Giacomo Leopardi was one of the greatest lyric poets of the 19th century. Born into a noble family, he mastered several languages and wrote many works by 16, in spite of suffering from a cerebrospinal ailment. Remembered for his iconic works such as A Silvia, he died during a cholera epidemic.
27 Henry Lawson
Henry Lawson was an Australian bush poet and writer. Often referred to as Australia's greatest short story writer, Lawson is one of the best-known Australian fiction writers and poets of the colonial period. Also a nationalist, Henry Lawson contributed immensely to a popular Australian magazine named The Bulletin. In 1949, he was featured in an Australian postage stamp.
Romain Rolland was a French novelist, essayist, dramatist, mystic, and art historian. In 1915, Rolland was honored with the prestigious Nobel Prize for Literature. One of the most important supporters of Josef Stalin, Rolland is also remembered for his significant influence on Austrian neurologist Sigmund Freud.
31 Robert Musil
Best remembered for his incomplete novel The Man Without Qualities, Austrian-German novelist Robert Musil had worked as a librarian, editor, and journalist and was also a qualified mechanical engineer. He had also served in the army during World War I but mostly gained fame as a modernist writer.
Austro-Hungarian-born German physicist and engineer Hermann Oberth is regarded as one of the founding fathers of astronautics and rocketry along with Konstantin Tsiolkovsky, Robert Esnault-Pelterie, and Robert Goddard.
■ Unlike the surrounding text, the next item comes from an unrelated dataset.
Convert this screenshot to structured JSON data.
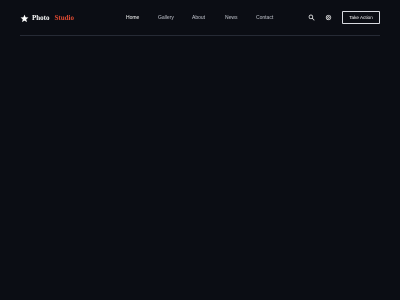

His classic book The Rocket into Planetary Space gained him widespread attention. Oberth garnered a patent for his rocket design and launched his first rocket near Berlin, Germany, on May 7, 1931.
Alfred Doblin was a German novelist, essayist, and doctor. He is considered one of the most important figures of German literary modernism. A prolific writer with a career spanning more than half a century, he wrote novels, dramas, screenplays, and radio plays across a range of genres. Despite the popularity he once enjoyed, he is believed to be under-recognized.
Spanish countess and novelist Emilia Pardo Bazán had initially gained fame with the essay The Critical Issue. She was an advocate of naturalism and free will. Known for novels such as The House of Ulloa, she also taught Romance literature and was divorced by her husband because of her literary success.
Proving himself to be a brilliant classical scholar in school, Benjamin Jowett gained a scholarship to Balliol College, Oxford, where he was eventually elected a master and vice-chancellor. The 19th-century academic and Anglican theologian is remembered for his translation of The Dialogues of Plato and other classical texts.
Best known for including political and social themes in her writings, Anna Letitia Barbauld was a renowned poet, essayist, and children’s author. She was the only daughter of Unitarian John Aikin and taught at the Palgrave Academy. She is remembered for her iconic hymn “Life! I Know Not What Thou Art.”
42 Eugene Field
43 Léon Bloy
Giuseppe Ungaretti was an Italian poet, essayist, journalist, academic, and critic. One of the most important contributors to Italian literature during the 20th century, Ungaretti was honored with the first Neustadt International Prize for Literature in 1970. He is credited with popularizing hermetic poetry, a form of difficult and obscure poetry.
45 A. C. Benson
Born to the archbishop of Canterbury, Edward White Benson, author and critic A. C. Benson is best known for penning the song Land of Hope and Glory, which was played at the coronation of King Edward VII and Queen Alexandra. He also served as the Master of Magdalene College, Cambridge.